    The URL character encoding is the API URL character encoding specified by the script's settings object.
    If the URL came from a DOM node (e.g. from an element)
    The node has a Document, and the URL character encoding is the document's character encoding.
  3. If encoding is a UTF-16 encoding, then change the value of encoding to UTF-8.

  4. If the algorithm was invoked with an absolute URL to use as the base URL, let base be that absolute URL.

    Otherwise, let base be the element's base URL.

  5. Apply the URL parser to url, with base as the base URL, with encoding as the encoding.

  6. If this returns failure, then abort these steps with an error.

  7. Let parsed URL be the result of the URL parser.

  8. Let serialized URL be the result of apply the URL serializer to parsed URL.

  9. Return serialized URL as the resulting absolute URL and parsed URL as the resulting parsed URL.

Given an element, the element's base URL is the base URI of the element, as defined by the XML Base specification, with the base URI of the document entity being defined as the document base URL of the Document that owns the element. [XMLBASE]

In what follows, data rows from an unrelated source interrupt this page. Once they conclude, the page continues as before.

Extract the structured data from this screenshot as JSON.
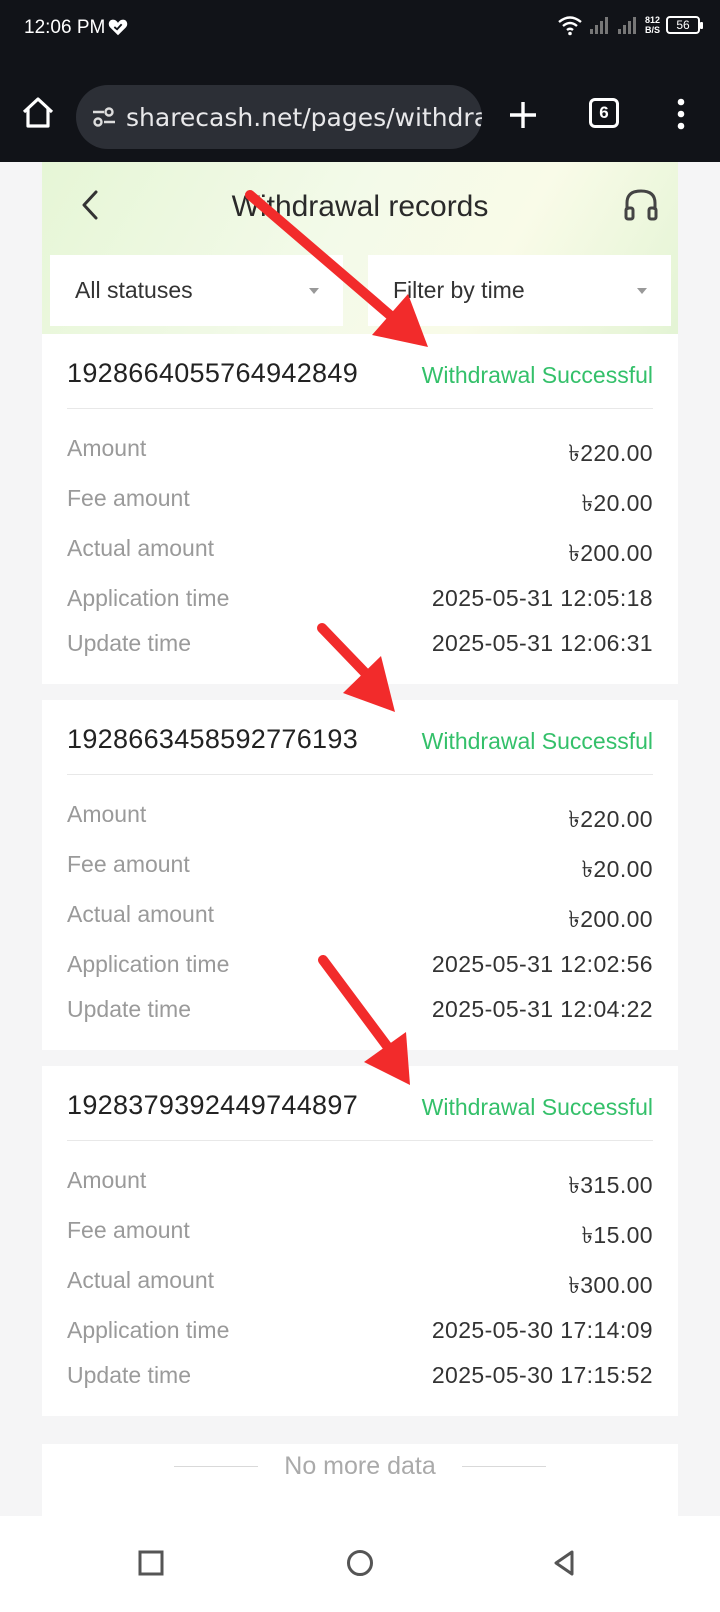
{
  "status_bar": {
    "time": "12:06 PM",
    "speed_value": "812",
    "speed_unit": "B/S",
    "battery": "56"
  },
  "browser": {
    "url": "sharecash.net/pages/withdrawal,",
    "tab_count": "6"
  },
  "header": {
    "title": "Withdrawal records"
  },
  "filters": {
    "status": "All statuses",
    "time": "Filter by time"
  },
  "records": [
    {
      "id": "1928664055764942849",
      "status": "Withdrawal Successful",
      "rows": [
        {
          "label": "Amount",
          "value": "৳220.00"
        },
        {
          "label": "Fee amount",
          "value": "৳20.00"
        },
        {
          "label": "Actual amount",
          "value": "৳200.00"
        },
        {
          "label": "Application time",
          "value": "2025-05-31 12:05:18"
        },
        {
          "label": "Update time",
          "value": "2025-05-31 12:06:31"
        }
      ]
    },
    {
      "id": "1928663458592776193",
      "status": "Withdrawal Successful",
      "rows": [
        {
          "label": "Amount",
          "value": "৳220.00"
        },
        {
          "label": "Fee amount",
          "value": "৳20.00"
        },
        {
          "label": "Actual amount",
          "value": "৳200.00"
        },
        {
          "label": "Application time",
          "value": "2025-05-31 12:02:56"
        },
        {
          "label": "Update time",
          "value": "2025-05-31 12:04:22"
        }
      ]
    },
    {
      "id": "1928379392449744897",
      "status": "Withdrawal Successful",
      "rows": [
        {
          "label": "Amount",
          "value": "৳315.00"
        },
        {
          "label": "Fee amount",
          "value": "৳15.00"
        },
        {
          "label": "Actual amount",
          "value": "৳300.00"
        },
        {
          "label": "Application time",
          "value": "2025-05-30 17:14:09"
        },
        {
          "label": "Update time",
          "value": "2025-05-30 17:15:52"
        }
      ]
    }
  ],
  "footer": {
    "no_more": "No more data"
  },
  "colors": {
    "success": "#34c06a",
    "annotation_arrow": "#f22b2b"
  }
}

For the purposes of the XML Base specification, user agents must act as if all Document objects represented XML documents.

It is possible for xml:base attributes to be present even in HTML fragments, as such attributes can be added dynamically using script. (Such scripts would not be conforming, however, as xml:base attributes are not allowed in HTML documents.)

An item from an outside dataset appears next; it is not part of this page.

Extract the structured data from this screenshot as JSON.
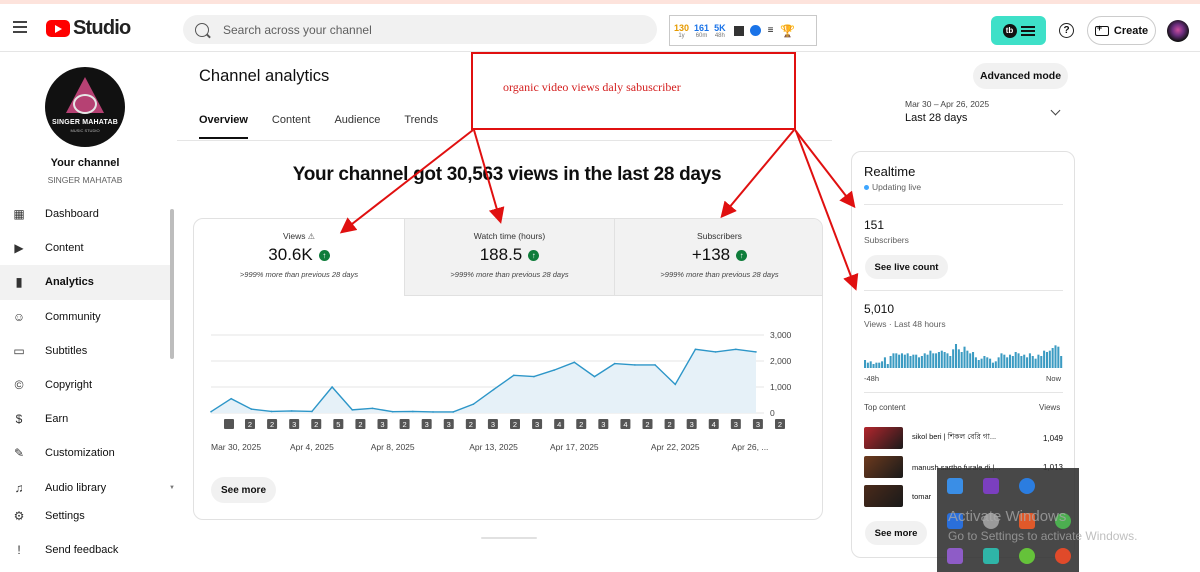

2.5.3 Dynamic changes to base URLs

When an xml:base attribute is set, changed, or removed, the attribute's element, and all descendant elements, are affected by a base URL change.

When a document's document base URL changes, all elements in that document are affected by a base URL change.

The following are base URL change steps, which run when an element is affected by a base URL change (as defined by the DOM specification):

If the element creates a hyperlink

If the absolute URL identified by the hyperlink is being shown to the user, or if any data derived from that URL is affecting the display, then the href attribute should be re-resolved relative to the element and the UI updated appropriately.

For example, the CSS :link/:visited pseudo-classes might have been affected.

If the hyperlink has a ping attribute and its absolute URL(s) are being shown to the user, then the ping attribute's tokens should be re-resolved relative to the element and the UI updated appropriately.

If the element is a q, blockquote, ins, or del element with a cite attribute

If the absolute URL identified by the cite attribute is being shown to the user, or if any data derived from that URL is affecting the display, then the URL should be re-resolved relative to the element and the UI updated appropriately.

Otherwise

The element is not directly affected.

For instance, changing the base URL doesn't affect the image displayed by img elements, although subsequent accesses of the src IDL attribute from script will return a new absolute URL that might no longer correspond to the image being shown.